LBJ School Launches New Executive Master’s Degree in Public Leadership
May 6, 2013
AUSTIN, Texas — The LBJ School of Public Affairs will admit the first class of students for its new Executive Master in Public Leadership (EMPL) program beginning in May 2014. This is the school’s first full degree program in executive education and the only program of its kind in Texas.
The EMPL program is designed to provide rising, midcareer professionals with the skills, application and learning environment to expand their career horizons and be more impactful as they move through their careers. The LBJ School will draw on the strength of its core faculty as well as high-level public policy practitioners to help professionals raise the bar on their own personal brand of leadership for the publics they serve.
Graduates of the program will join the powerful and influential professional network of more than 1,000 LBJ School alumni in Austin with ties throughout city offices, the Texas Legislature, state agencies and nonprofits.
“The LBJ School is making a commitment to executive and professional education with the advent of this degree program designed by leaders, for leaders,” said Robert Hutchings, dean of the LBJ School. “It is one of our highest priorities. By blending rigorous academic studies and practical learning, we hope to offer a unique learning experience that will prepare graduates to effect even more meaningful and lasting change in our society.”
The EMPL is a 32-credit-hour, 15-month program designed for intimate cohorts of 20. Courses will be held every other weekend, allowing students to maintain a full-time work schedule. The core curriculum is built around four themes that reflect the skills and thinking capacities needed for success as a senior leader: providing strategic direction through leadership; working with and leading people; business and operational acumen; and strategic awareness, communications and coalition building.
“In designing this program, the LBJ School created a task force of CEO-level individuals who helped identify program objectives and shape the core curriculum and focus of the program,” said Barry Bales, assistant dean for professional development. “We know that senior leaders need a mix of deep technical, analytical, management and leadership skills. This degree program will provide these building blocks to help senior leaders further develop the skills needed for success in a changing environment.”
The program will be open to applicants with seven or more years of professional experience in management and leadership positions.
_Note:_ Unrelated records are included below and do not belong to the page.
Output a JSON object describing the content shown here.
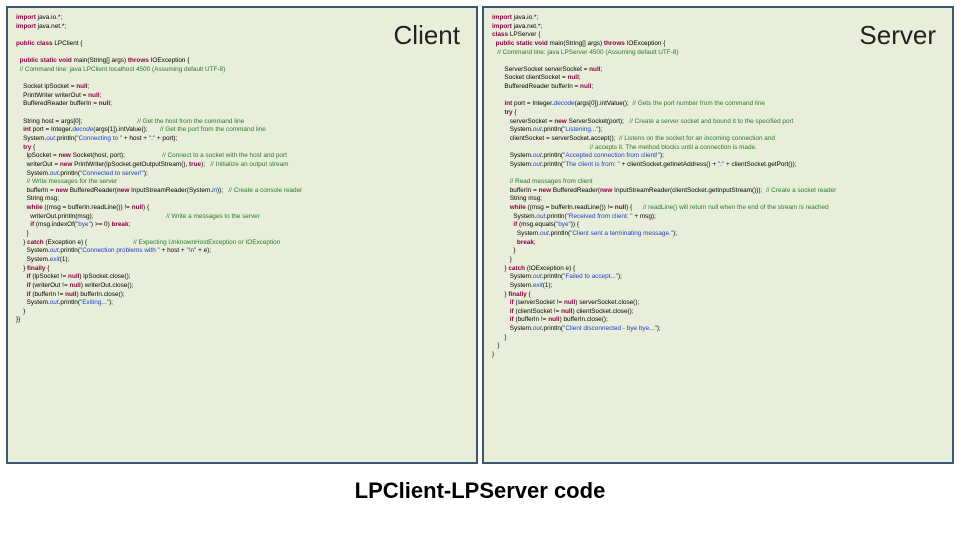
{
  "footer": "LPClient-LPServer code",
  "left": {
    "title": "Client",
    "code_html": "<span class='kw'>import</span> java.io.*;\n<span class='kw'>import</span> java.net.*;\n\n<span class='kw'>public class</span> LPClient {\n\n  <span class='kw'>public static void</span> main(String[] args) <span class='kw'>throws</span> IOException {\n  <span class='cm'>// Command line: java LPClient localhost 4500 (Assuming default UTF-8)</span>\n\n    Socket lpSocket = <span class='kw'>null</span>;\n    PrintWriter writerOut = <span class='kw'>null</span>;\n    BufferedReader bufferIn = <span class='kw'>null</span>;\n\n    String host = args[0];                               <span class='cm'>// Get the host from the command line</span>\n    <span class='kw'>int</span> port = Integer.<span class='st'>decode</span>(args[1]).intValue();       <span class='cm'>// Get the port from the command line</span>\n    System.<span class='st'>out</span>.println(<span class='str'>\"Connecting to \"</span> + host + <span class='str'>\":\"</span> + port);\n    <span class='kw'>try</span> {\n      lpSocket = <span class='kw'>new</span> Socket(host, port);                     <span class='cm'>// Connect to a socket with the host and port</span>\n      writerOut = <span class='kw'>new</span> PrintWriter(lpSocket.getOutputStream(), <span class='kw'>true</span>);   <span class='cm'>// Initialize an output stream</span>\n      System.<span class='st'>out</span>.println(<span class='str'>\"Connected to server!\"</span>);\n      <span class='cm'>// Write messages for the server</span>\n      bufferIn = <span class='kw'>new</span> BufferedReader(<span class='kw'>new</span> InputStreamReader(System.<span class='st'>in</span>));   <span class='cm'>// Create a console reader</span>\n      String msg;\n      <span class='kw'>while</span> ((msg = bufferIn.readLine()) != <span class='kw'>null</span>) {\n        writerOut.println(msg);                                         <span class='cm'>// Write a messages to the server</span>\n        <span class='kw'>if</span> (msg.indexOf(<span class='str'>\"bye\"</span>) &gt;= 0) <span class='kw'>break</span>;\n      }\n    } <span class='kw'>catch</span> (Exception e) {                          <span class='cm'>// Expecting UnknownHostException or IOException</span>\n      System.<span class='st'>out</span>.println(<span class='str'>\"Connection problems with \"</span> + host + <span class='str'>\"\\n\"</span> + e);\n      System.<span class='st'>exit</span>(1);\n    } <span class='kw'>finally</span> {\n      <span class='kw'>if</span> (lpSocket != <span class='kw'>null</span>) lpSocket.close();\n      <span class='kw'>if</span> (writerOut != <span class='kw'>null</span>) writerOut.close();\n      <span class='kw'>if</span> (bufferIn != <span class='kw'>null</span>) bufferIn.close();\n      System.<span class='st'>out</span>.println(<span class='str'>\"Exiting...\"</span>);\n    }\n}}"
  },
  "right": {
    "title": "Server",
    "code_html": "<span class='kw'>import</span> java.io.*;\n<span class='kw'>import</span> java.net.*;\n<span class='kw'>class</span> LPServer {\n  <span class='kw'>public static void</span> main(String[] args) <span class='kw'>throws</span> IOException {\n   <span class='cm'>// Command line: java LPServer 4500 (Assuming default UTF-8)</span>\n\n       ServerSocket serverSocket = <span class='kw'>null</span>;\n       Socket clientSocket = <span class='kw'>null</span>;\n       BufferedReader bufferIn = <span class='kw'>null</span>;\n\n       <span class='kw'>int</span> port = Integer.<span class='st'>decode</span>(args[0]).intValue();  <span class='cm'>// Gets the port number from the command line</span>\n       <span class='kw'>try</span> {\n          serverSocket = <span class='kw'>new</span> ServerSocket(port);   <span class='cm'>// Create a server socket and bound it to the specified port</span>\n          System.<span class='st'>out</span>.println(<span class='str'>\"Listening...\"</span>);\n          clientSocket = serverSocket.accept();  <span class='cm'>// Listens on the socket for an incoming connection and</span>\n                                                       <span class='cm'>// accepts it. The method blocks until a connection is made.</span>\n          System.<span class='st'>out</span>.println(<span class='str'>\"Accepted connection from client!\"</span>);\n          System.<span class='st'>out</span>.println(<span class='str'>\"The client is from: \"</span> + clientSocket.getInetAddress() + <span class='str'>\":\"</span> + clientSocket.getPort());\n\n          <span class='cm'>// Read messages from client</span>\n          bufferIn = <span class='kw'>new</span> BufferedReader(<span class='kw'>new</span> InputStreamReader(clientSocket.getInputStream()));  <span class='cm'>// Create a socket reader</span>\n          String msg;\n          <span class='kw'>while</span> ((msg = bufferIn.readLine()) != <span class='kw'>null</span>) {      <span class='cm'>// readLine() will return null when the end of the stream is reached</span>\n            System.<span class='st'>out</span>.println(<span class='str'>\"Received from client: \"</span> + msg);\n            <span class='kw'>if</span> (msg.equals(<span class='str'>\"bye\"</span>)) {\n              System.<span class='st'>out</span>.println(<span class='str'>\"Client sent a terminating message.\"</span>);\n              <span class='kw'>break</span>;\n            }\n          }\n       } <span class='kw'>catch</span> (IOException e) {\n          System.<span class='st'>out</span>.println(<span class='str'>\"Failed to accept...\"</span>);\n          System.<span class='st'>exit</span>(1);\n       } <span class='kw'>finally</span> {\n          <span class='kw'>if</span> (serverSocket != <span class='kw'>null</span>) serverSocket.close();\n          <span class='kw'>if</span> (clientSocket != <span class='kw'>null</span>) clientSocket.close();\n          <span class='kw'>if</span> (bufferIn != <span class='kw'>null</span>) bufferIn.close();\n          System.<span class='st'>out</span>.println(<span class='str'>\"Client disconnected - bye bye...\"</span>);\n       }\n   }\n}"
  }
}
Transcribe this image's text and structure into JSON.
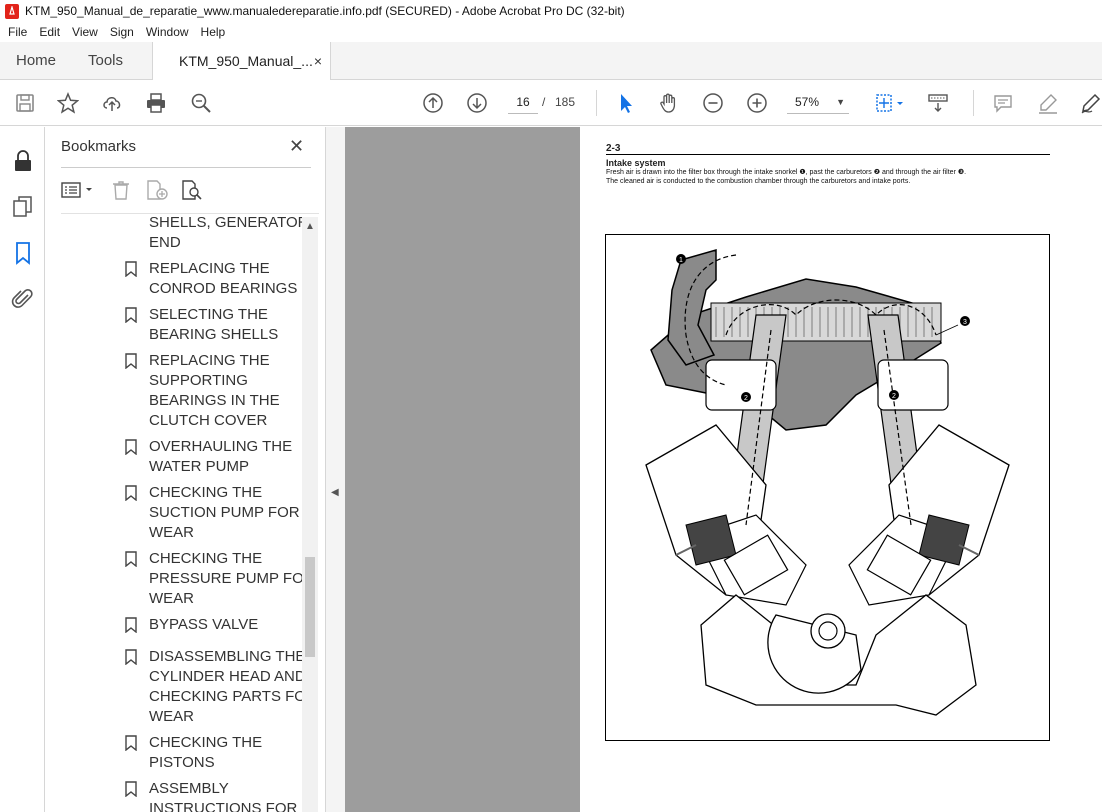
{
  "window": {
    "title": "KTM_950_Manual_de_reparatie_www.manualedereparatie.info.pdf (SECURED) - Adobe Acrobat Pro DC (32-bit)"
  },
  "menu": [
    "File",
    "Edit",
    "View",
    "Sign",
    "Window",
    "Help"
  ],
  "tabs": {
    "home": "Home",
    "tools": "Tools",
    "document": "KTM_950_Manual_...",
    "close": "×"
  },
  "toolbar": {
    "current_page": "16",
    "separator": "/",
    "total_pages": "185",
    "zoom": "57%",
    "icons": [
      "save-icon",
      "star-icon",
      "upload-icon",
      "print-icon",
      "search-zoom-icon",
      "page-up-icon",
      "page-down-icon",
      "cursor-icon",
      "hand-icon",
      "zoom-out-icon",
      "zoom-in-icon",
      "fit-page-icon",
      "scroll-mode-icon",
      "comment-icon",
      "highlight-icon",
      "sign-icon"
    ]
  },
  "bookmarks": {
    "title": "Bookmarks",
    "close": "✕",
    "items": [
      "SHELLS, GENERATOR END",
      "REPLACING THE CONROD BEARINGS",
      "SELECTING THE BEARING SHELLS",
      "REPLACING THE SUPPORTING BEARINGS IN THE CLUTCH COVER",
      "OVERHAULING THE WATER PUMP",
      "CHECKING THE SUCTION PUMP FOR WEAR",
      "CHECKING THE PRESSURE PUMP FOR WEAR",
      "BYPASS VALVE",
      "DISASSEMBLING THE CYLINDER HEAD AND CHECKING PARTS FOR WEAR",
      "CHECKING THE PISTONS",
      "ASSEMBLY INSTRUCTIONS FOR"
    ]
  },
  "page": {
    "number": "2-3",
    "heading": "Intake system",
    "line1": "Fresh air is drawn into the filter box through the intake snorkel ❶, past the carburetors ❷ and through the air filter ❸.",
    "line2": "The cleaned air is conducted to the combustion chamber through the carburetors and intake ports.",
    "callouts": [
      "1",
      "2",
      "2",
      "3"
    ]
  },
  "colors": {
    "accent": "#1473e6",
    "viewer_bg": "#9d9d9d",
    "app_red": "#e2231a"
  }
}
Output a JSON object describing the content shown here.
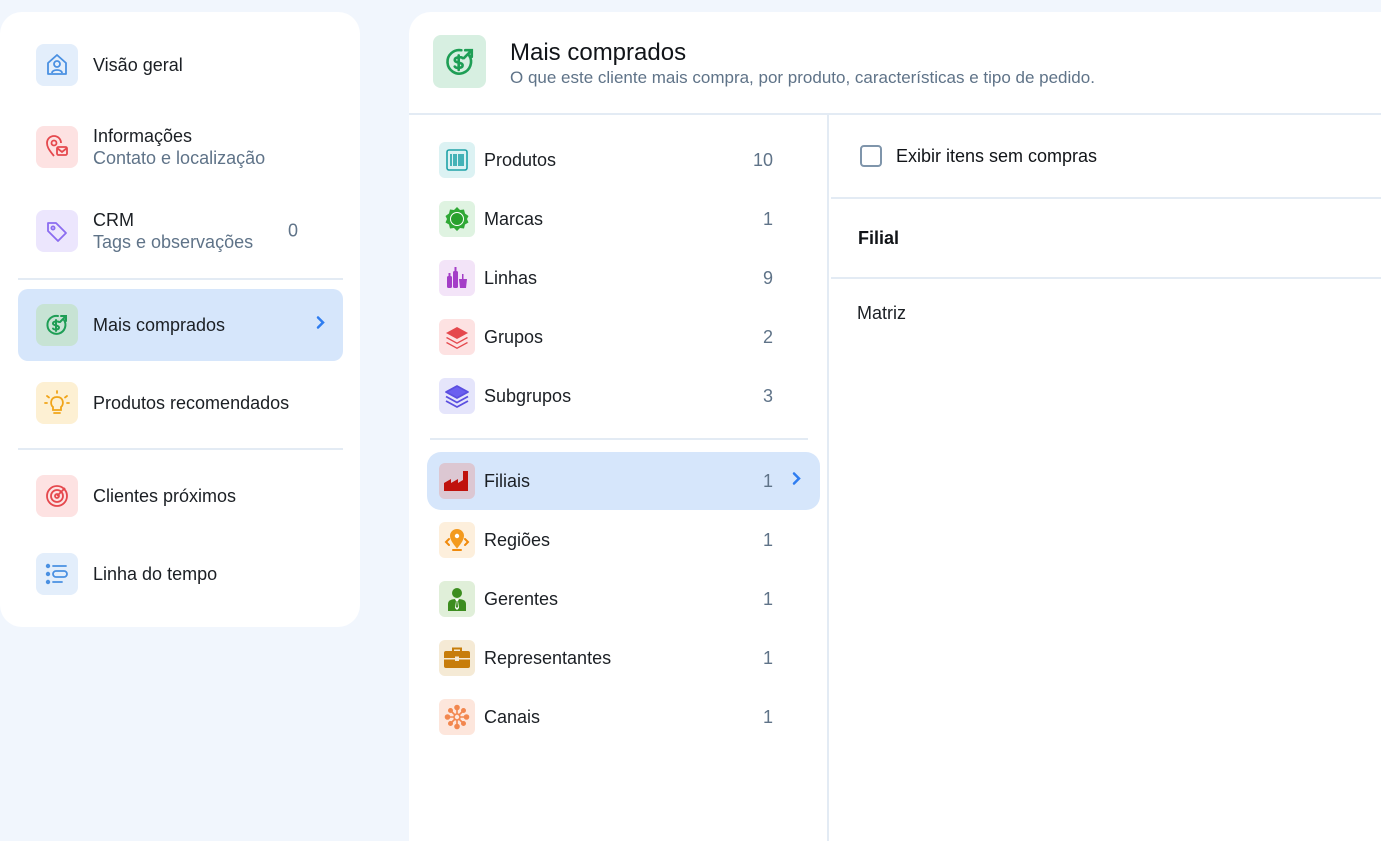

Applications for the charter class will be accepted beginning Aug. 30, 2013, and the first cohort will begin classes in May 2014.
For more information, contact: Kerri Battles, Lyndon B Johnson School of Public Affairs, 512-232-4054.